- Barclays says it is "truly sorry for what has happened and that you have been let down"
- It pledges to work for its clients and customers and earn right to keep their business
- The bank has been rocked by a rate-rigging scandal that has forced out top executives
- Barclays was fined $450 million last month by British and U.S. regulators
Barclays bank took out large UK newspaper ads Saturday to say sorry to "all Barclays customers and clients" in the wake of a rate-rigging scandal which has hammered its reputation.
The public apology, printed in papers including the Financial Times and the Times of London and signed by outgoing chairman Marcus Agius, says the bank is "truly sorry for what has happened and that you have been let down."
It continues: "It is our actions now over the coming months and years that will make the difference.

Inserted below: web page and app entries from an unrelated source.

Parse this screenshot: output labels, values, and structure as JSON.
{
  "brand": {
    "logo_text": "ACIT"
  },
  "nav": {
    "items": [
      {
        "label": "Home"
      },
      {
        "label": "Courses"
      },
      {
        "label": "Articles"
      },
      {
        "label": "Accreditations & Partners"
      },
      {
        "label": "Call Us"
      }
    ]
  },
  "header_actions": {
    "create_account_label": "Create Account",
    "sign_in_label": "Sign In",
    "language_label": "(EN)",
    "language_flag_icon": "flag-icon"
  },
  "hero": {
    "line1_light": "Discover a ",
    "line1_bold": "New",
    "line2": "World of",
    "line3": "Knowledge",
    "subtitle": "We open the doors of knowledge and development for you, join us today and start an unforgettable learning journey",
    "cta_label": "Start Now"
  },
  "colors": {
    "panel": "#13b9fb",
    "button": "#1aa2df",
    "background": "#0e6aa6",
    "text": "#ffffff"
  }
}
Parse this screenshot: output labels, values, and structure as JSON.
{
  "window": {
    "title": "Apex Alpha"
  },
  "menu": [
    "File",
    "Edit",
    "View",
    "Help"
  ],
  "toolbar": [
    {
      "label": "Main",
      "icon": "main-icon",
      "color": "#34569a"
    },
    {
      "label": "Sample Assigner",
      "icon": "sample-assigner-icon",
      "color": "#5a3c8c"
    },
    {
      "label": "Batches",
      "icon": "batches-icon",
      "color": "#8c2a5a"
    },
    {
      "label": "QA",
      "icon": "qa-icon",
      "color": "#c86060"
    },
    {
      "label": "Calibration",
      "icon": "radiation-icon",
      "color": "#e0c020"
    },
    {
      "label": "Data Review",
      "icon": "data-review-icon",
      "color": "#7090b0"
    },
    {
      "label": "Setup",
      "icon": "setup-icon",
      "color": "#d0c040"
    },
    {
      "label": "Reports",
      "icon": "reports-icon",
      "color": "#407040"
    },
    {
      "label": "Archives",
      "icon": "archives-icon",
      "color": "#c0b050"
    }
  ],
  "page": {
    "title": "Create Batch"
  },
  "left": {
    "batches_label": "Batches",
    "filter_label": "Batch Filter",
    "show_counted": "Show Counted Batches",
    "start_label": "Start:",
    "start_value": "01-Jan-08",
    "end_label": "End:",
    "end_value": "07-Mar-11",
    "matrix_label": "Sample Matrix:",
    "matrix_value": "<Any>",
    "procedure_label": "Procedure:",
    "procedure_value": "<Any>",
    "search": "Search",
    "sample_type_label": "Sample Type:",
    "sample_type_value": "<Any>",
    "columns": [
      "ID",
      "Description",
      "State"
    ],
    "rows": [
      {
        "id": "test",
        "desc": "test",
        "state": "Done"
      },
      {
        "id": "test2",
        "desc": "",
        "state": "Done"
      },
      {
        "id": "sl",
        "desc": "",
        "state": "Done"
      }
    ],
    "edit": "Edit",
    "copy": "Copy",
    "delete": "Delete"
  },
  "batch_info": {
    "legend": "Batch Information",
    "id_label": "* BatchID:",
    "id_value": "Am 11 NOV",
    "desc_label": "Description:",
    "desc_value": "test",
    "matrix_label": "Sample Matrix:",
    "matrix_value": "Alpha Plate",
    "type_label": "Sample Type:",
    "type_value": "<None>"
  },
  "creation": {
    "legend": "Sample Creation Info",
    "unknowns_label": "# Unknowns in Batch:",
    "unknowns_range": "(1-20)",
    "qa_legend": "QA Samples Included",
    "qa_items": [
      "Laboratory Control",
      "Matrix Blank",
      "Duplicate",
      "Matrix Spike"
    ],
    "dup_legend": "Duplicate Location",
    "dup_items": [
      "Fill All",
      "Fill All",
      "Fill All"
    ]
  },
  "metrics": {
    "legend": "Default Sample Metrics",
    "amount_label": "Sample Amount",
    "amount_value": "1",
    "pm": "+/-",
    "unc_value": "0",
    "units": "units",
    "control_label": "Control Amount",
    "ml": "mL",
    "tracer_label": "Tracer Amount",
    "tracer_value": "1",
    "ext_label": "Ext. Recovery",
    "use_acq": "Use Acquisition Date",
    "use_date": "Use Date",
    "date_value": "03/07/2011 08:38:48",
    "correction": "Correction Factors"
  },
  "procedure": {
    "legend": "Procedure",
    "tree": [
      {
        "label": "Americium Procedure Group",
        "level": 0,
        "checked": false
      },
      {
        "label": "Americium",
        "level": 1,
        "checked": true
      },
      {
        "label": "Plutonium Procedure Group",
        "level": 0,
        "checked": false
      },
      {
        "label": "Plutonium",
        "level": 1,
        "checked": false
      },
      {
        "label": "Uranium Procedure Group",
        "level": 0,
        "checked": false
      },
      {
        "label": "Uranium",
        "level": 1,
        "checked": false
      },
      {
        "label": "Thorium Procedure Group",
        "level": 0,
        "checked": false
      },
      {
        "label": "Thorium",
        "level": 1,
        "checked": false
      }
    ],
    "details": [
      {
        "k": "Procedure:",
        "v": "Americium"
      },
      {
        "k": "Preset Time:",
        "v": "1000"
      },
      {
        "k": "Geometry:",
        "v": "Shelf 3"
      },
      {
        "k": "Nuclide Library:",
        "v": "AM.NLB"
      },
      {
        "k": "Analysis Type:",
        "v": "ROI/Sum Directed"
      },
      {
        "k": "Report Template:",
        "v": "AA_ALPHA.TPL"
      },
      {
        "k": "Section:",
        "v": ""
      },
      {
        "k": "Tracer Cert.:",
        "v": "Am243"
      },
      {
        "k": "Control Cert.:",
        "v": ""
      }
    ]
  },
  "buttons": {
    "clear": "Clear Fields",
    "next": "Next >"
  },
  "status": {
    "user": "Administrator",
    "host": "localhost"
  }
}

"You are the lifeblood of our business, and we will not allow ourselves to be distracted from what really matters -- delivering for you, day in and day out."
Barclays is determined to put its customers "at the heart of everything we do" and must earn the right to retain their business, the statement concludes.
Agius's resignation as chairman was announced 12 days ago, as the scandal over the rates at which banks lend each other money gathered pace. He will step down once a replacement is found. Following wide pressure, the bank's former chief executive, Bob Diamond, resigned a day later.
The scandal involves a lending rate, known as the London interbank offered rate, or Libor, which is set every morning by banks posting the rate at which they are willing to borrow with the British Bankers' Association. The BBA publishes Libor as a result of this.
The Libor affects how much interest ordinary people pay on everything from credit card debt to home mortgages and student loans.
Barclays was fined $450 million by British and American regulators last month after admitted some of its trading desks purposely under-reported its interest rates.
A report from the UK's Financial Services Authority concluded the rate-fixing scandal was of the "utmost seriousness."
Between 2005 and 2009, when Diamond was in charge of the investment branch of Barclays bank, traders were influencing the pricing of rates which impact up to $800 trillion of securities.
E-mails revealed as part of the rate-fixing investigation showed traders were seeking beneficial rates for their trading positions. Diamond has blamed the wrongdoing on 14 traders out of "a couple thousand."
During the credit crisis of 2007 and 2008, Barclays' high Libor postings came under scrutiny and the bank, concerned about "unfounded negative perceptions," lowered its Libor submissions, according to Barclays notes to the Treasury Committee.
A host of other banks, including Deutsche Bank, Royal Bank of Scotland, Credit Suisse, Citigroup, JPMorgan Chase and UBS, are being investigated by regulators. Lawsuits have been filed against the banks in the United States, and are being prepared in the UK.